Your Memorial Day beach plans may be less than fin-tastic: Watch for sharks, rip currents

As usual, the beach will be a prime destination for folks this Memorial Day weekend, and with the fun and sun comes a few hazards, from stinky seaweed and hungry sharks to dangerous rip currents and bone-chillingly cold water. Here's what to be aware of as you head to the beach this weekend.

Your seaweed forecast

Seaweed should have "minimal impact" at Florida beaches this holiday weekend, according to University of South Florida oceanography professor Chuanmin Hu. "I wouldn't be too worried about it," he told USA TODAY, while admitting that seaweed levels won't be at zero, and that people will still see it at some beaches, including in the Florida Keys.

Hu added that seaweed, aka sargassum, has been seen offshore of beaches in the Gulf of Mexico in Texas and at the Mississippi Delta. Overall, it's "still far away from the beaches there," he said.

Another sargassum expert, Christine J. Mariani of Sargassum Monitoring, told USA TODAY that "we estimate that this weekend the beaches of Florida will be free of sargassum." However, if weather conditions continue as forecast, a "large mass of sargassum is likely to impact Florida, the Bahamas and the Keys within the next 10 to 15 days."

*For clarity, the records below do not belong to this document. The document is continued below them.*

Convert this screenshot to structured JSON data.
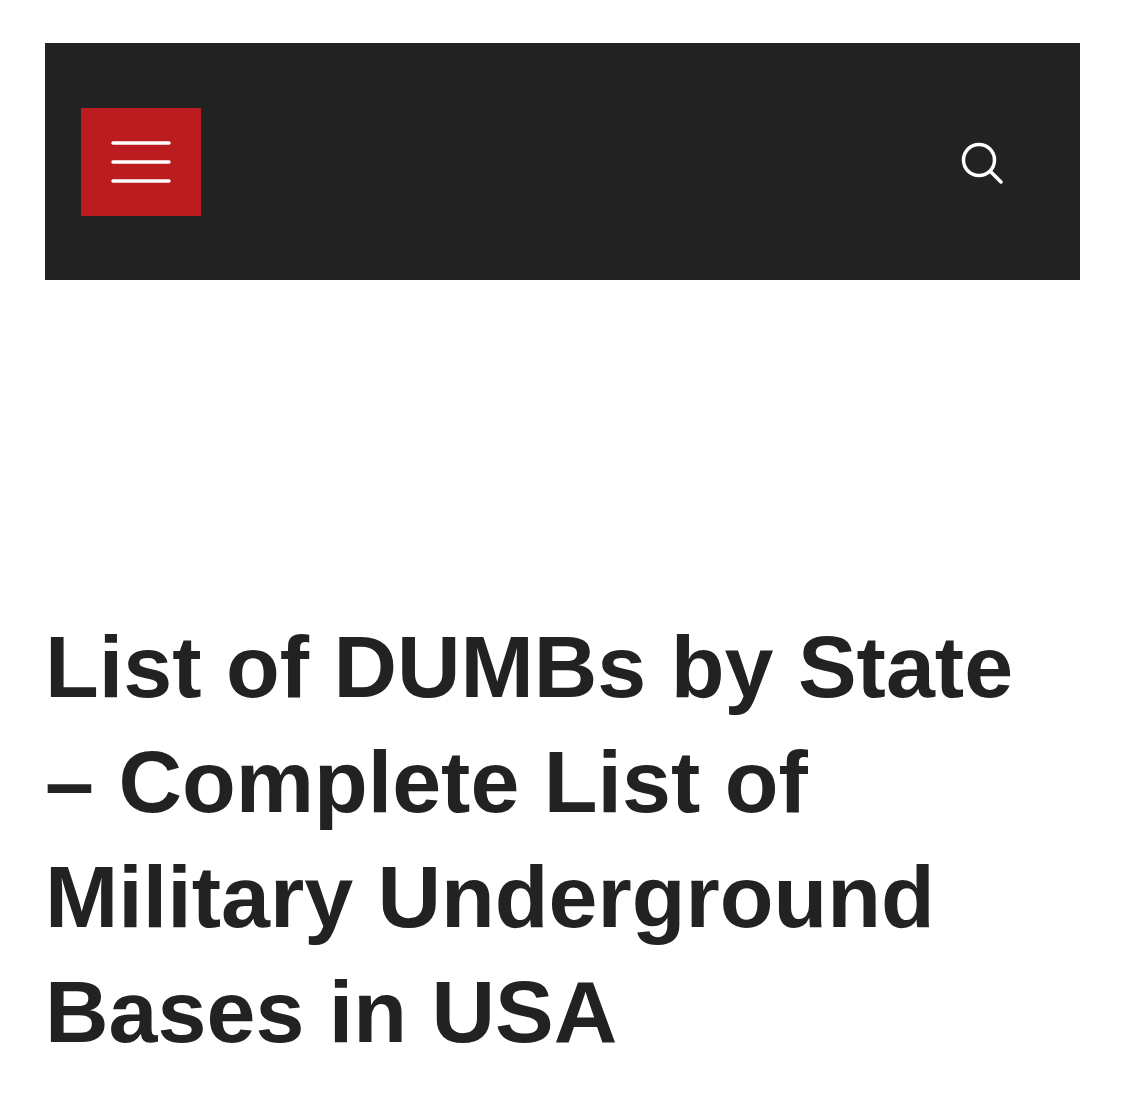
{
  "article": {
    "title": "List of DUMBs by State – Complete List of Military Underground Bases in USA"
  }
}
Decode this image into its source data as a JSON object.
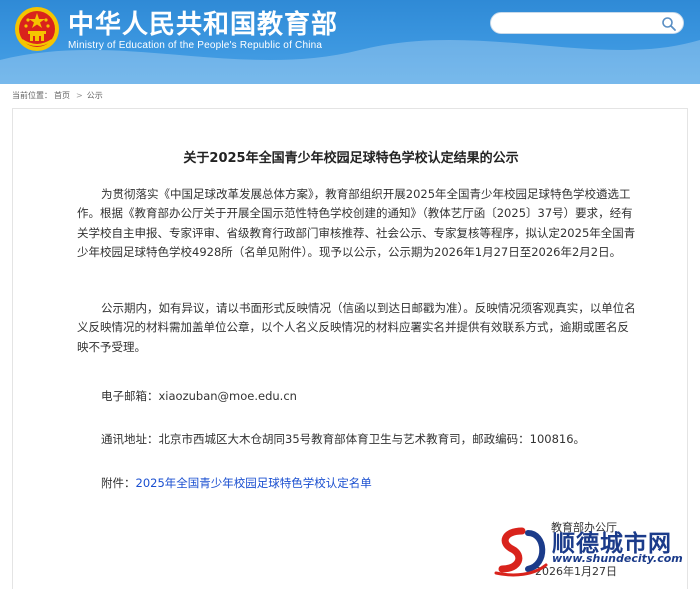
{
  "header": {
    "site_name_cn": "中华人民共和国教育部",
    "site_name_en": "Ministry of Education of the People's Republic of China",
    "search_placeholder": ""
  },
  "breadcrumb": {
    "prefix": "当前位置：",
    "items": [
      "首页",
      "公示"
    ]
  },
  "article": {
    "title": "关于2025年全国青少年校园足球特色学校认定结果的公示",
    "paragraphs": [
      "为贯彻落实《中国足球改革发展总体方案》，教育部组织开展2025年全国青少年校园足球特色学校遴选工作。根据《教育部办公厅关于开展全国示范性特色学校创建的通知》（教体艺厅函〔2025〕37号）要求，经有关学校自主申报、专家评审、省级教育行政部门审核推荐、社会公示、专家复核等程序，拟认定2025年全国青少年校园足球特色学校4928所（名单见附件）。现予以公示，公示期为2026年1月27日至2026年2月2日。",
      "公示期内，如有异议，请以书面形式反映情况（信函以到达日邮戳为准）。反映情况须客观真实，以单位名义反映情况的材料需加盖单位公章，以个人名义反映情况的材料应署实名并提供有效联系方式，逾期或匿名反映不予受理。"
    ],
    "email_label": "电子邮箱：",
    "email_value": "xiaozuban@moe.edu.cn",
    "address_label": "通讯地址：",
    "address_value": "北京市西城区大木仓胡同35号教育部体育卫生与艺术教育司，邮政编码：100816。",
    "attachment_label": "附件：",
    "attachment_link": "2025年全国青少年校园足球特色学校认定名单",
    "signature_org": "教育部办公厅",
    "signature_date": "2026年1月27日"
  },
  "watermark": {
    "brand": "顺德城市网",
    "url": "www.shundecity.com"
  },
  "colors": {
    "header_blue": "#3a92dd",
    "link_blue": "#1a4fd0",
    "emblem_red": "#d9231c",
    "emblem_gold": "#f5c400"
  }
}
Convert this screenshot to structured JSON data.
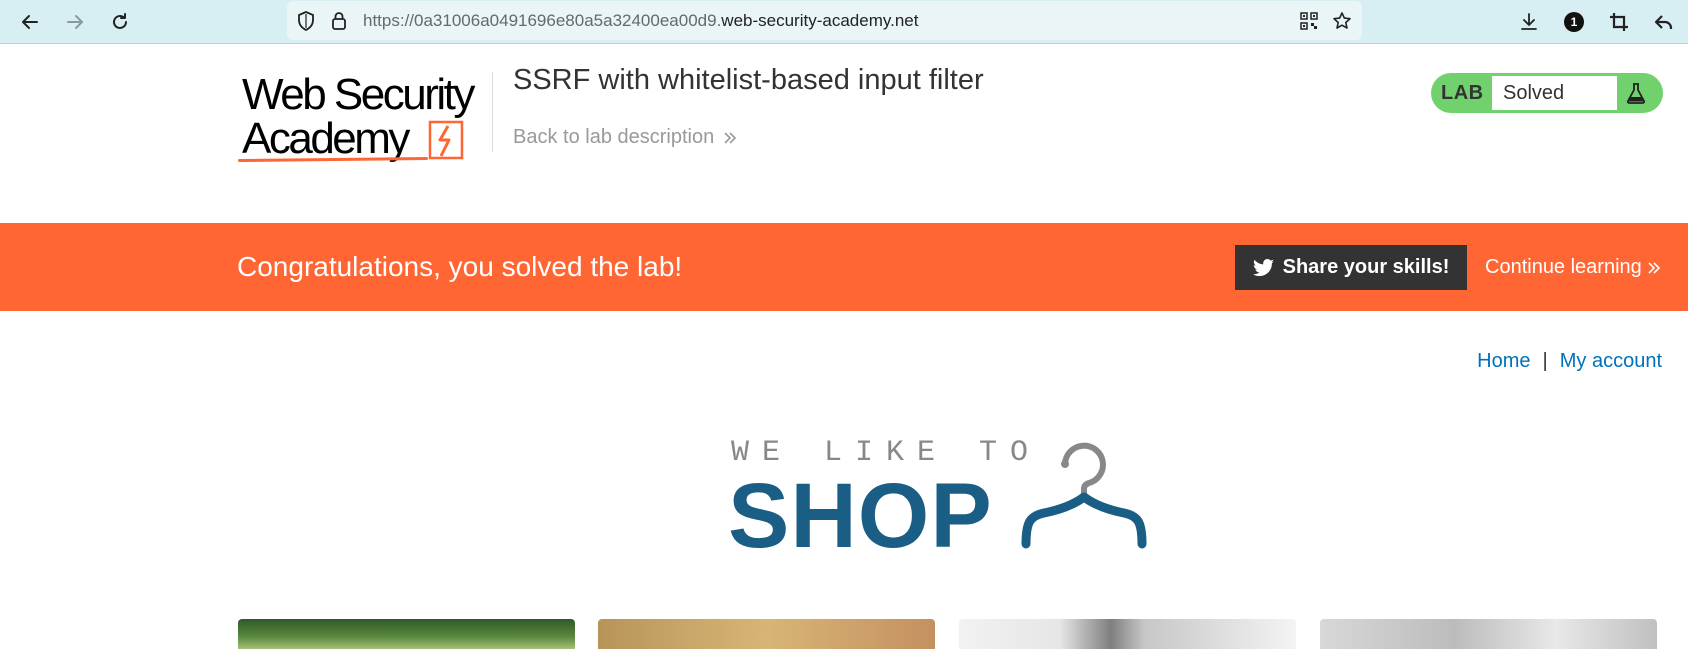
{
  "browser": {
    "url_prefix": "https://0a31006a0491696e80a5a32400ea00d9.",
    "url_domain": "web-security-academy.net",
    "extension_badge": "1"
  },
  "header": {
    "logo_line1": "Web Security",
    "logo_line2": "Academy",
    "lab_title": "SSRF with whitelist-based input filter",
    "back_link": "Back to lab description",
    "lab_tag": "LAB",
    "lab_status": "Solved"
  },
  "banner": {
    "message": "Congratulations, you solved the lab!",
    "share_label": "Share your skills!",
    "continue_label": "Continue learning"
  },
  "nav": {
    "home": "Home",
    "separator": "|",
    "account": "My account"
  },
  "shop_banner": {
    "tagline": "WE LIKE TO",
    "word": "SHOP"
  },
  "colors": {
    "accent": "#ff6633",
    "lab_green": "#70d16d",
    "link_blue": "#0071bc",
    "shop_blue": "#1a5e85"
  },
  "products": [
    {
      "image": "green-foliage"
    },
    {
      "image": "tan-product"
    },
    {
      "image": "person-portrait"
    },
    {
      "image": "grey-product"
    }
  ]
}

Blob spotted: Sargassum, seaweed that sometimes resembles a big brown blob, seen in Fort Pierce, Florida

Sargassum is a lifeline for fish nurseries, hungry migratory birds and sea turtle hatchlings seeking shelter in its buoyant saltwater blooms. But in mass quantities, it chokes life from canals, clogs boat propellers and is a killjoy at the beach, piling up several feet deep like a rotting bog emitting hydrogen sulfide – which smells like rotten eggs – as it decomposes. It can irritate the eyes, nose and throat.

"Over the past several years, South Florida and the Caribbean have experienced high levels of sargassum in coastal waters and on local beaches," according to the Miami-Dade County government. "Excessive amounts of sargassum in populated areas are causing concern worldwide."

Beachgoers walk past seaweed that washed ashore on March 16, 2023 in Fort Lauderdale, Florida.
Beachgoers walk past seaweed that washed ashore on March 16, 2023 in Fort Lauderdale, Florida.

Sharks in Massachusetts

Meanwhile, folks at beaches in Massachusetts should be extra cautious this weekend after multiple marine mammals were found with white shark bites recently.

“Although we haven’t seen a white shark just yet this season, we know they’re here. With beach weather in the forecast and Memorial Day weekend approaching, this is a good reminder for people to review shark safety guidelines and be shark smart,” John Chisholm, a scientist at the New England Aquarium, said in a statement.

Chisholm emphasized the importance of being aware of sharks’ presence in shallow waters, avoiding areas where seals are present or schools of fish are visible, and staying close to shore where emergency responders can reach you if needed.

Danger in the water: Fatal attacks, bites from sharks rose in 2023. Surfers bitten the most.

Nationally, according to, there has only been one reported shark bite in the U.S. so far in 2024. It was in South Carolina earlier in May and was not fatal. Last year, there were 36 reported shark bites in the U.S., and two fatalities, according to the International Shark Attack File.

Frigid water can be dangerous

To the north in Maine, the threat to beachgoers is the temperature of the water, the weather service said. "The warm air temperatures in the low 70s to upper 60s may cause people to underestimate the dangers of the cold water temperatures, which are currently only in the mid 40s," the weather service in Caribou, Maine, warned on Friday.

"The cold temperatures can quickly cause hypothermia to anyone immersed in the water," the weather service said. "Anyone on boats or paddle craft should use extreme caution to avoid this threat."

Rip currents are a deadly beach hazard

As of Friday afternoon, a rip current warning was in effect for beaches near Brownsville, Texas, according to the National Weather Service. Rip currents remain a deadly beach hazard, as they cause about 100 drowning deaths each year in the U.S., according to the weather service.

A rip current is a narrow, strong current that flows quickly away from the shore. The currents often flow perpendicular to the shoreline, moving water away from the surf and into the ocean. "Rip currents can sweep even the best swimmers away from shore into deeper water," the weather service warned.

Beach danger: Graphics show how rip currents endanger swimmers

Over 10 days last summer, rip currents were blamed for seven deaths in Panama City Beach, Florida – the highest number of beach fatalities for any single location in 2023.

Here's what to do if you're caught in rip current.

Contributing: Jennifer Sangalang and Eric Hasert, Treasure Coast Newspapers; Kimberly Miller, Palm Beach Post

This article originally appeared on USA TODAY: Memorial Day weekend beach vibes will be ...dangerous? Our forecast